The Knickerbockers won that second “big league” game 21 to 11 in eight innings. Two weeks later the same teams—Knickerbockers and Washingtons—played a 10-inning contest in Hoboken, the Knickerbockers winning out 22 to 20.
The Washingtons, immediately after this second defeat, changed their name to the Gothams and the following year issued another challenge to the Knickerbockers. It was accepted and the game was played in New York on June 27, 1852. It went 16 innings before the Gothams scored their 21 to 16 victory.
A year later—on July 5, 1853 to be exact—the Knickerbockers competed again, the Knickerbockers achieving victory of 21 to 12. The first tabular box score in baseball was compiled during the game. It was published July 16, 1853 in the New York Clipper. It follows, just as it appeared, without notation as to positions, and without errors, hits, assists, etc., which were not counted until a later period. [Note that the brothers “Faucet” are in fact Van Cott; “Miebuhr” is Niebuhr; and “Parison” is Parisen.]

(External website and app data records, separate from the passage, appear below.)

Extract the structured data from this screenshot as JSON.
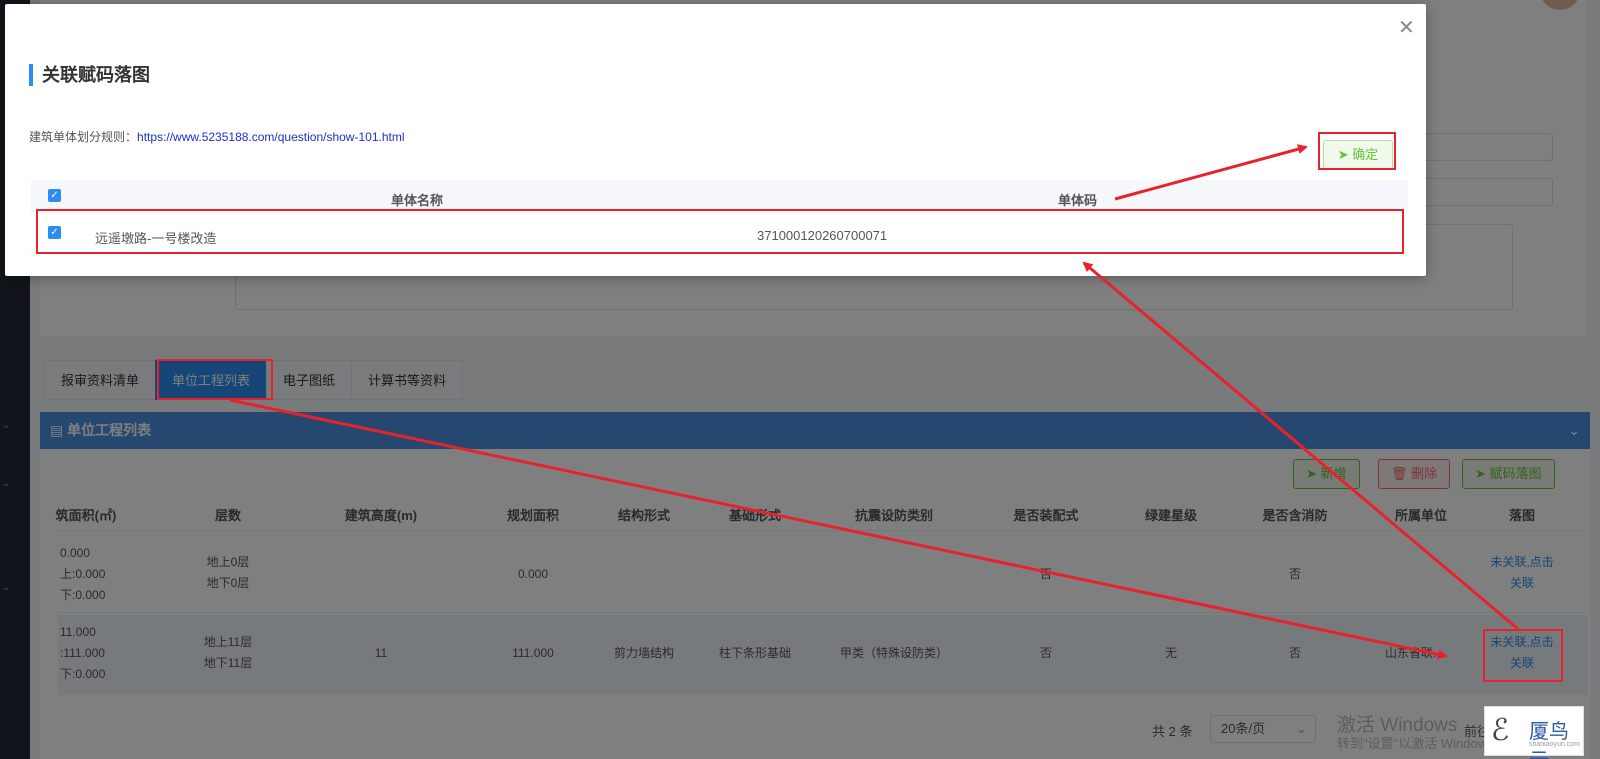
{
  "modal": {
    "title": "关联赋码落图",
    "close_icon": "close-icon",
    "rule_label": "建筑单体划分规则：",
    "rule_url": "https://www.5235188.com/question/show-101.html",
    "confirm_label": "确定",
    "confirm_icon": "send-icon",
    "columns": [
      "单体名称",
      "单体码"
    ],
    "rows": [
      {
        "name": "远遥墩路-一号楼改造",
        "code": "371000120260700071",
        "checked": true
      }
    ]
  },
  "tabs": [
    {
      "label": "报审资料清单",
      "active": false
    },
    {
      "label": "单位工程列表",
      "active": true
    },
    {
      "label": "电子图纸",
      "active": false
    },
    {
      "label": "计算书等资料",
      "active": false
    }
  ],
  "section": {
    "title": "单位工程列表",
    "icon": "list-icon",
    "collapse_icon": "chevron-down-icon"
  },
  "toolbar": {
    "add_label": "新增",
    "delete_label": "删除",
    "map_label": "赋码落图"
  },
  "table": {
    "columns": [
      "筑面积(㎡)",
      "层数",
      "建筑高度(m)",
      "规划面积",
      "结构形式",
      "基础形式",
      "抗震设防类别",
      "是否装配式",
      "绿建星级",
      "是否含消防",
      "所属单位",
      "落图"
    ],
    "rows": [
      {
        "area": [
          "0.000",
          "上:0.000",
          "下:0.000"
        ],
        "floors": [
          "地上0层",
          "地下0层"
        ],
        "height": "",
        "plan_area": "0.000",
        "structure": "",
        "foundation": "",
        "seismic": "",
        "prefab": "否",
        "green": "",
        "fire": "否",
        "unit": "",
        "map": [
          "未关联,点击",
          "关联"
        ]
      },
      {
        "area": [
          "11.000",
          ":111.000",
          "下:0.000"
        ],
        "floors": [
          "地上11层",
          "地下11层"
        ],
        "height": "11",
        "plan_area": "111.000",
        "structure": "剪力墙结构",
        "foundation": "柱下条形基础",
        "seismic": "甲类（特殊设防类）",
        "prefab": "否",
        "green": "无",
        "fire": "否",
        "unit": "山东省联...",
        "map": [
          "未关联,点击",
          "关联"
        ]
      }
    ]
  },
  "pager": {
    "total": "共 2 条",
    "page_size": "20条/页",
    "goto": "前往"
  },
  "watermark": {
    "line1": "激活 Windows",
    "line2": "转到\"设置\"以激活 Windows。"
  },
  "logo": {
    "text": "厦鸟云",
    "sub": "shaniaoyun.com"
  },
  "colors": {
    "accent": "#2d8cf0",
    "annotation": "#e8222c",
    "success": "#67c23a",
    "danger": "#f56c6c"
  }
}
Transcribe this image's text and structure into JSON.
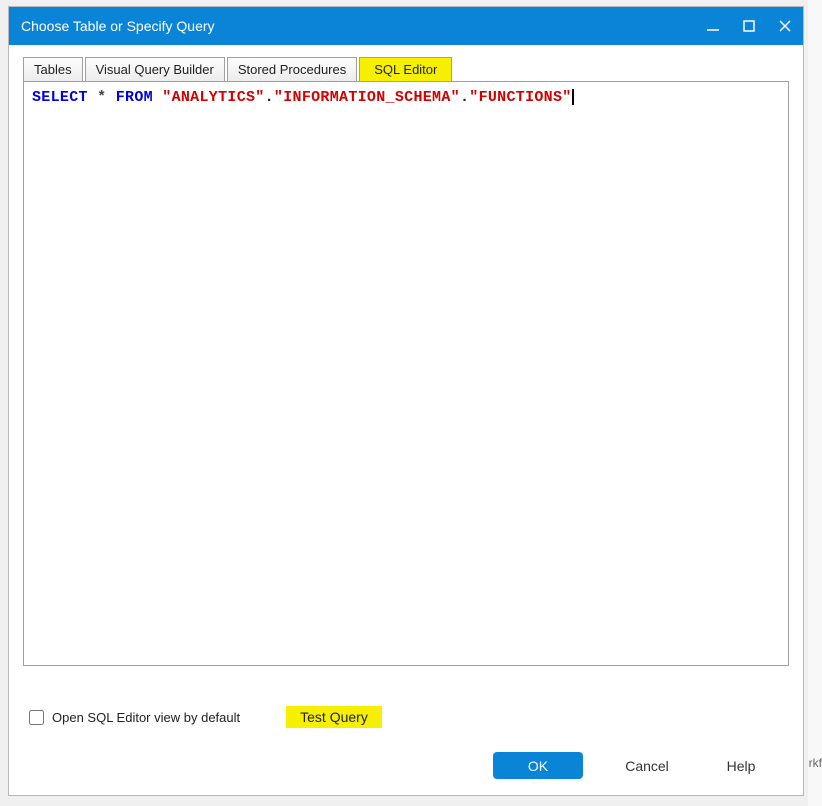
{
  "titlebar": {
    "title": "Choose Table or Specify Query"
  },
  "tabs": {
    "tables": "Tables",
    "visual_query_builder": "Visual Query Builder",
    "stored_procedures": "Stored Procedures",
    "sql_editor": "SQL Editor"
  },
  "sql": {
    "kw_select": "SELECT",
    "op_star": "*",
    "kw_from": "FROM",
    "str_schema1": "\"ANALYTICS\"",
    "dot1": ".",
    "str_schema2": "\"INFORMATION_SCHEMA\"",
    "dot2": ".",
    "str_schema3": "\"FUNCTIONS\""
  },
  "options": {
    "open_default_label": "Open SQL Editor view by default",
    "open_default_checked": false,
    "test_query_label": "Test Query"
  },
  "buttons": {
    "ok": "OK",
    "cancel": "Cancel",
    "help": "Help"
  },
  "behind": {
    "partial": "rkf"
  }
}
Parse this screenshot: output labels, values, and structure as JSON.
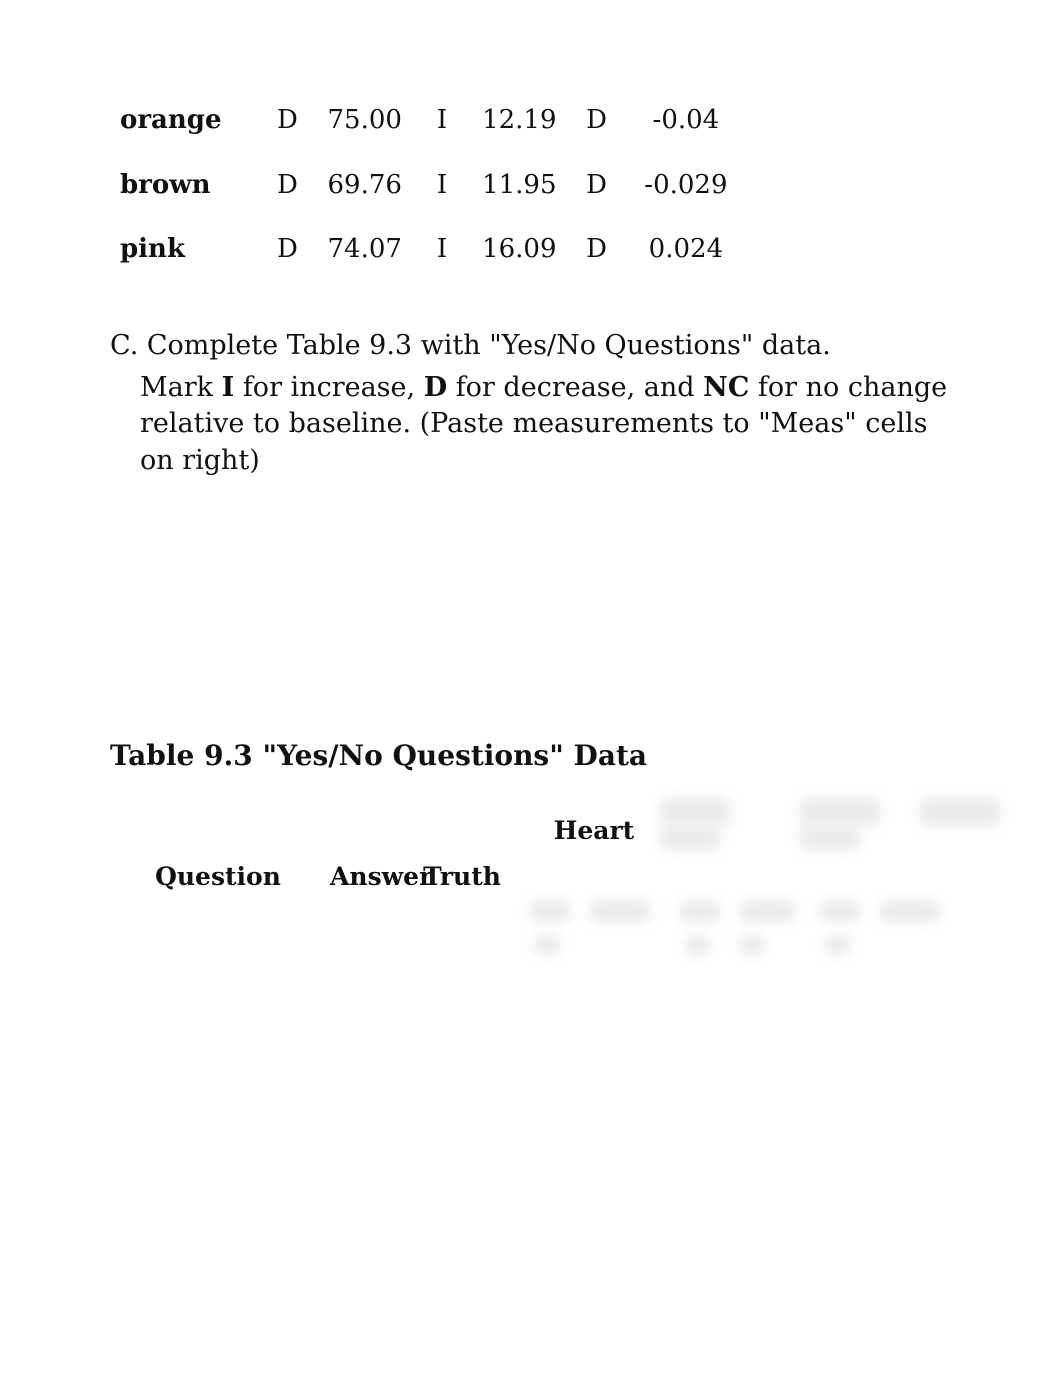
{
  "table92_rows": [
    {
      "label": "orange",
      "c1": "D",
      "c2": "75.00",
      "c3": "I",
      "c4": "12.19",
      "c5": "D",
      "c6": "-0.04"
    },
    {
      "label": "brown",
      "c1": "D",
      "c2": "69.76",
      "c3": "I",
      "c4": "11.95",
      "c5": "D",
      "c6": "-0.029"
    },
    {
      "label": "pink",
      "c1": "D",
      "c2": "74.07",
      "c3": "I",
      "c4": "16.09",
      "c5": "D",
      "c6": "0.024"
    }
  ],
  "section_c": {
    "lead": "C. Complete Table 9.3 with \"Yes/No Questions\" data.",
    "instr_pre": "Mark ",
    "instr_i": "I",
    "instr_mid1": " for increase, ",
    "instr_d": "D",
    "instr_mid2": " for decrease, and ",
    "instr_nc": "NC",
    "instr_post": " for no change relative to baseline. (Paste measurements to \"Meas\" cells on right)"
  },
  "table93_title": "Table 9.3 \"Yes/No Questions\" Data",
  "table93_headers": {
    "question": "Question",
    "answer": "Answer",
    "truth": "Truth",
    "heart": "Heart"
  }
}
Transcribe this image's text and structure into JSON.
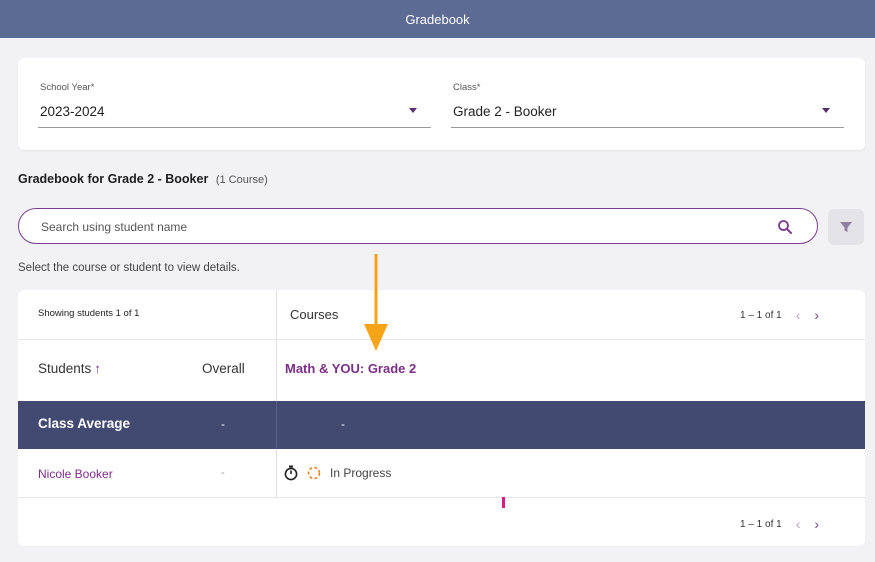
{
  "header": {
    "title": "Gradebook"
  },
  "filters": {
    "school_year": {
      "label": "School Year*",
      "value": "2023-2024"
    },
    "class": {
      "label": "Class*",
      "value": "Grade 2 - Booker"
    }
  },
  "gradebook": {
    "title": "Gradebook for Grade 2 - Booker",
    "course_count": "(1 Course)"
  },
  "search": {
    "placeholder": "Search using student name"
  },
  "hint": "Select the course or student to view details.",
  "table": {
    "showing": "Showing students 1 of 1",
    "courses_label": "Courses",
    "pagination_top": "1 – 1 of 1",
    "pagination_bottom": "1 – 1 of 1",
    "students_label": "Students",
    "sort_indicator": "↑",
    "overall_label": "Overall",
    "course_name": "Math & YOU: Grade 2",
    "class_average": {
      "label": "Class Average",
      "overall": "-",
      "course": "-"
    },
    "rows": [
      {
        "name": "Nicole Booker",
        "overall": "-",
        "status": "In Progress"
      }
    ]
  },
  "icons": {
    "search": "search-icon",
    "filter": "filter-icon",
    "prev": "chevron-left-icon",
    "next": "chevron-right-icon",
    "timer": "stopwatch-icon",
    "progress": "in-progress-icon"
  },
  "colors": {
    "header_bg": "#5c6b94",
    "accent": "#7b3b8f",
    "average_row_bg": "#434a72",
    "annotation_arrow": "#f5a41a",
    "in_progress": "#f07e1e"
  }
}
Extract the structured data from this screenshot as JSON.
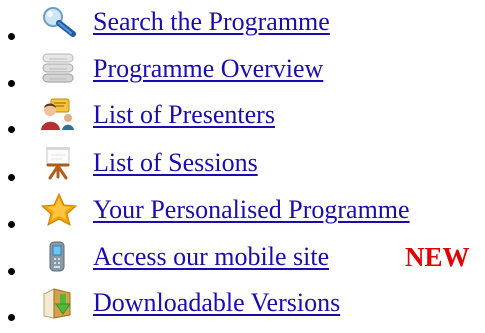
{
  "menu": {
    "items": [
      {
        "label": "Search the Programme",
        "icon": "search-icon"
      },
      {
        "label": "Programme Overview",
        "icon": "document-stack-icon"
      },
      {
        "label": "List of Presenters",
        "icon": "presenter-icon"
      },
      {
        "label": "List of Sessions",
        "icon": "flipchart-icon"
      },
      {
        "label": "Your Personalised Programme",
        "icon": "star-icon"
      },
      {
        "label": "Access our mobile site",
        "icon": "mobile-phone-icon",
        "badge": "NEW"
      },
      {
        "label": "Downloadable Versions",
        "icon": "download-icon"
      }
    ]
  },
  "colors": {
    "link": "#1a0dab",
    "badge": "#e00000",
    "star": "#f5a300",
    "download_arrow": "#53b83a"
  }
}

It was just about that time that the people in New York began to take a real interest in the new game. Its devotees began to increase. A club, called the Eagles, was organized early in 1853, to be followed later in the summer by the formation of the Empire. The following year the Excelsiors, of Brooklyn, came into existence, to be followed in 1855 by Putnams of Williamsburg and the
Eckfords, also of Williamsburg and the Atlantics, of Jamaica, N. Y., in 1856.
It was in 1857, however, that baseball began to gain its real impetus. Until then there was no governing organization. The games were played in a haphazard way, some under the rules laid down in 1845, others partly under those laws but mainly under regulations made by the captains of both sides before a game began.
But in January, 1857, those who had been instrumental in forming the first Knickerbockers team, called together a “Baseball Convention.” Representatives from 25 clubs attended, and it was at that meeting that baseball was voted “America’s National Game.” And it was at that conference and later ones that Henry Chadwick was among the dominating spirits.
With one major and two minor exceptions, the rules of 1845 were approved at that Conference. The one important change was to do away with the rule awarding a victory to the club first scoring 21 runs. Objections had been made to that rule due to the fact that many of the games had taken all afternoon and part of the evening before one or the other clubs scored 21 tallies.
The new rule accorded victory to the club scoring the most runs in nine innings but permitted the rival captains to play 5 inning games if they desired. In cases where 5 inning games were played and the score was tied at the end of the fifth inning, the game then went to nine innings, even though one club took the lead in the sixth, seventh or eighth. If the score was tied again in the ninth, the game continued as it does today—until one side or the other took the lead after a full inning of play.
After baseball became a, standardized sport in 1858 it gained devotees by the hundreds. Teams sprang up everywhere. Its popularity spread beyond the confines of New York and reached all the big cities along the Atlantic seacoast, as well as many of the inland towns in New York state. The baseball colony increased by leaps and bounds.
It was in 1859, when I was 16 years old, that I really began my baseball career with the Eckfords. I began playing as a second baseman and continued there [i.e., at second base] barring one year until I finished my active diamond career in 1875.
(Note—The second chapter of “Baseball of Bygone Days” will appear in these columns tomorrow. It will tell how royally umpires of the past era were treated; how the rule came about permitting players to | overrun the first bag; of a pitcher who hurled an iron ball all winter to develop speed, of many other interesting incidents of the past. Editor).
Part Two follows.